WHAT TO PRODUCE = Every entry needs to be duplicated exactly.

PROVIDED ENTRIES =
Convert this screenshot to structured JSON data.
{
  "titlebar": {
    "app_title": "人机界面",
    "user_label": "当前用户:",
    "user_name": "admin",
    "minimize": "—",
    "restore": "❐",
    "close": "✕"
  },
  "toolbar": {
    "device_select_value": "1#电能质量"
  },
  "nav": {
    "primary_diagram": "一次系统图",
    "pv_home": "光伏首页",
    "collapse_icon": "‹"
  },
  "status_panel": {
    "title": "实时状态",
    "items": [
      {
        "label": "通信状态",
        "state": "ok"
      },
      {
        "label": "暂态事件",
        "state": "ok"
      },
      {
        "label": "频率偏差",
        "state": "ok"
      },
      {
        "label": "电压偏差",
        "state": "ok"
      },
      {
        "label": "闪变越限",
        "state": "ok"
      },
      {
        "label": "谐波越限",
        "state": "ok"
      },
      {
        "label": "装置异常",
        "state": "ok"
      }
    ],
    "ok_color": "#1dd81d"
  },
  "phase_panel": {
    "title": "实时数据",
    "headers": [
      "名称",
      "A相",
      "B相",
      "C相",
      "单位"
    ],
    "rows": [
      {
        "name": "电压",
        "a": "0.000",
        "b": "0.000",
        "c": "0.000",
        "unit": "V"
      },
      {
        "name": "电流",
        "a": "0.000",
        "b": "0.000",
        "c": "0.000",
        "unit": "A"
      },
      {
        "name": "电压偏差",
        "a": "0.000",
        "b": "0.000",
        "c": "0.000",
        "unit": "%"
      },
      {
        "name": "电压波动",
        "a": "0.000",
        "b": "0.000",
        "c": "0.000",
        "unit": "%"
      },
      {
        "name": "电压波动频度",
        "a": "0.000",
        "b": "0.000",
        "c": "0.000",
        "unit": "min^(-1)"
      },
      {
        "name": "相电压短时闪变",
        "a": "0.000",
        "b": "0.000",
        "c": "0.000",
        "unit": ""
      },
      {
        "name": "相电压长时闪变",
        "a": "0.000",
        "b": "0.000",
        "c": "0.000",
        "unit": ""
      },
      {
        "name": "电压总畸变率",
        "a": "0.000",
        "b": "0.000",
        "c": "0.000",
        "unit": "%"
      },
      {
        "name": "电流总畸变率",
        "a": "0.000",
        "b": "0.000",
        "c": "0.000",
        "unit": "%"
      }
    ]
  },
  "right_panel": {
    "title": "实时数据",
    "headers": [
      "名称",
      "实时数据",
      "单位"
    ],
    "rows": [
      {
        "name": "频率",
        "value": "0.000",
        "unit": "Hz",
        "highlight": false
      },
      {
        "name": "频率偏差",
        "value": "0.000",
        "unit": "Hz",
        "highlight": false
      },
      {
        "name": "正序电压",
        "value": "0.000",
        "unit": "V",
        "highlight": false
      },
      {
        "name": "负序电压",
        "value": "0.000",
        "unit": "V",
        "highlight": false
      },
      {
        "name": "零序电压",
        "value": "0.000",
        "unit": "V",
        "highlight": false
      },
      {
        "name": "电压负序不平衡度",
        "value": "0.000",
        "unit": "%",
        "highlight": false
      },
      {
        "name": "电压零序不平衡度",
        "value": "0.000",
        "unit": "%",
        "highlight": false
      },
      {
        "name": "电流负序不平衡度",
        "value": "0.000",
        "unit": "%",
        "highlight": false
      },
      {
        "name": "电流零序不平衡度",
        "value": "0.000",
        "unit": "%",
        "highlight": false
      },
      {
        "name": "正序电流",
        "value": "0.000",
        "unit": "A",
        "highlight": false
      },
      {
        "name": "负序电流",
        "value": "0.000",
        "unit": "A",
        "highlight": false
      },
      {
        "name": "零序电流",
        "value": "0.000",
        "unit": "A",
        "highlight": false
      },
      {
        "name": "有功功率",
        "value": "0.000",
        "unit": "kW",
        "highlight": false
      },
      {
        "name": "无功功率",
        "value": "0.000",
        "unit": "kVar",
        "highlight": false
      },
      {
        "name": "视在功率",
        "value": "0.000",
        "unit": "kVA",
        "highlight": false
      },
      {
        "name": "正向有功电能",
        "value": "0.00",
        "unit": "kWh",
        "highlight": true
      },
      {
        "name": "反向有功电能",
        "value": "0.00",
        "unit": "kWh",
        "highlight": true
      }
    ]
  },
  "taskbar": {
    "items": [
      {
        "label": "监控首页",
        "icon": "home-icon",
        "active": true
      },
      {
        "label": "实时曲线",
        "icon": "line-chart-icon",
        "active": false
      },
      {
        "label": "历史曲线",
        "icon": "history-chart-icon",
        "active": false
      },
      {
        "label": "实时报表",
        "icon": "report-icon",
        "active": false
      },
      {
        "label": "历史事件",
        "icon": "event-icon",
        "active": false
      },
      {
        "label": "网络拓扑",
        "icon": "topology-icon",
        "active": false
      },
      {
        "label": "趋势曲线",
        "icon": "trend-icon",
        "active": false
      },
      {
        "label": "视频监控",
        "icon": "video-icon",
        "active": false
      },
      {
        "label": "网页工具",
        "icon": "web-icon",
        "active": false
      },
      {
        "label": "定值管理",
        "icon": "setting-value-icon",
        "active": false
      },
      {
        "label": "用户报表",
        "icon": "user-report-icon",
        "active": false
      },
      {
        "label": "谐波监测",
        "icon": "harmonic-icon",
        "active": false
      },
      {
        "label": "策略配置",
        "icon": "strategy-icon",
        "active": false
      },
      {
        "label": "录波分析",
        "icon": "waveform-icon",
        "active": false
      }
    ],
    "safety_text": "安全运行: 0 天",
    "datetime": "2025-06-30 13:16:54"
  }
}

RESPONSE TO THE EXERCISE =
Convert this screenshot to structured JSON data.
{
  "titlebar": {
    "app_title": "人机界面",
    "user_label": "当前用户:",
    "user_name": "admin",
    "minimize": "—",
    "restore": "❐",
    "close": "✕"
  },
  "toolbar": {
    "device_select_value": "1#电能质量"
  },
  "nav": {
    "primary_diagram": "一次系统图",
    "pv_home": "光伏首页",
    "collapse_icon": "‹"
  },
  "status_panel": {
    "title": "实时状态",
    "items": [
      {
        "label": "通信状态",
        "state": "ok"
      },
      {
        "label": "暂态事件",
        "state": "ok"
      },
      {
        "label": "频率偏差",
        "state": "ok"
      },
      {
        "label": "电压偏差",
        "state": "ok"
      },
      {
        "label": "闪变越限",
        "state": "ok"
      },
      {
        "label": "谐波越限",
        "state": "ok"
      },
      {
        "label": "装置异常",
        "state": "ok"
      }
    ],
    "ok_color": "#1dd81d"
  },
  "phase_panel": {
    "title": "实时数据",
    "headers": [
      "名称",
      "A相",
      "B相",
      "C相",
      "单位"
    ],
    "rows": [
      {
        "name": "电压",
        "a": "0.000",
        "b": "0.000",
        "c": "0.000",
        "unit": "V"
      },
      {
        "name": "电流",
        "a": "0.000",
        "b": "0.000",
        "c": "0.000",
        "unit": "A"
      },
      {
        "name": "电压偏差",
        "a": "0.000",
        "b": "0.000",
        "c": "0.000",
        "unit": "%"
      },
      {
        "name": "电压波动",
        "a": "0.000",
        "b": "0.000",
        "c": "0.000",
        "unit": "%"
      },
      {
        "name": "电压波动频度",
        "a": "0.000",
        "b": "0.000",
        "c": "0.000",
        "unit": "min^(-1)"
      },
      {
        "name": "相电压短时闪变",
        "a": "0.000",
        "b": "0.000",
        "c": "0.000",
        "unit": ""
      },
      {
        "name": "相电压长时闪变",
        "a": "0.000",
        "b": "0.000",
        "c": "0.000",
        "unit": ""
      },
      {
        "name": "电压总畸变率",
        "a": "0.000",
        "b": "0.000",
        "c": "0.000",
        "unit": "%"
      },
      {
        "name": "电流总畸变率",
        "a": "0.000",
        "b": "0.000",
        "c": "0.000",
        "unit": "%"
      }
    ]
  },
  "right_panel": {
    "title": "实时数据",
    "headers": [
      "名称",
      "实时数据",
      "单位"
    ],
    "rows": [
      {
        "name": "频率",
        "value": "0.000",
        "unit": "Hz",
        "highlight": false
      },
      {
        "name": "频率偏差",
        "value": "0.000",
        "unit": "Hz",
        "highlight": false
      },
      {
        "name": "正序电压",
        "value": "0.000",
        "unit": "V",
        "highlight": false
      },
      {
        "name": "负序电压",
        "value": "0.000",
        "unit": "V",
        "highlight": false
      },
      {
        "name": "零序电压",
        "value": "0.000",
        "unit": "V",
        "highlight": false
      },
      {
        "name": "电压负序不平衡度",
        "value": "0.000",
        "unit": "%",
        "highlight": false
      },
      {
        "name": "电压零序不平衡度",
        "value": "0.000",
        "unit": "%",
        "highlight": false
      },
      {
        "name": "电流负序不平衡度",
        "value": "0.000",
        "unit": "%",
        "highlight": false
      },
      {
        "name": "电流零序不平衡度",
        "value": "0.000",
        "unit": "%",
        "highlight": false
      },
      {
        "name": "正序电流",
        "value": "0.000",
        "unit": "A",
        "highlight": false
      },
      {
        "name": "负序电流",
        "value": "0.000",
        "unit": "A",
        "highlight": false
      },
      {
        "name": "零序电流",
        "value": "0.000",
        "unit": "A",
        "highlight": false
      },
      {
        "name": "有功功率",
        "value": "0.000",
        "unit": "kW",
        "highlight": false
      },
      {
        "name": "无功功率",
        "value": "0.000",
        "unit": "kVar",
        "highlight": false
      },
      {
        "name": "视在功率",
        "value": "0.000",
        "unit": "kVA",
        "highlight": false
      },
      {
        "name": "正向有功电能",
        "value": "0.00",
        "unit": "kWh",
        "highlight": true
      },
      {
        "name": "反向有功电能",
        "value": "0.00",
        "unit": "kWh",
        "highlight": true
      }
    ]
  },
  "taskbar": {
    "items": [
      {
        "label": "监控首页",
        "icon": "home-icon",
        "active": true
      },
      {
        "label": "实时曲线",
        "icon": "line-chart-icon",
        "active": false
      },
      {
        "label": "历史曲线",
        "icon": "history-chart-icon",
        "active": false
      },
      {
        "label": "实时报表",
        "icon": "report-icon",
        "active": false
      },
      {
        "label": "历史事件",
        "icon": "event-icon",
        "active": false
      },
      {
        "label": "网络拓扑",
        "icon": "topology-icon",
        "active": false
      },
      {
        "label": "趋势曲线",
        "icon": "trend-icon",
        "active": false
      },
      {
        "label": "视频监控",
        "icon": "video-icon",
        "active": false
      },
      {
        "label": "网页工具",
        "icon": "web-icon",
        "active": false
      },
      {
        "label": "定值管理",
        "icon": "setting-value-icon",
        "active": false
      },
      {
        "label": "用户报表",
        "icon": "user-report-icon",
        "active": false
      },
      {
        "label": "谐波监测",
        "icon": "harmonic-icon",
        "active": false
      },
      {
        "label": "策略配置",
        "icon": "strategy-icon",
        "active": false
      },
      {
        "label": "录波分析",
        "icon": "waveform-icon",
        "active": false
      }
    ],
    "safety_text": "安全运行: 0 天",
    "datetime": "2025-06-30 13:16:54"
  }
}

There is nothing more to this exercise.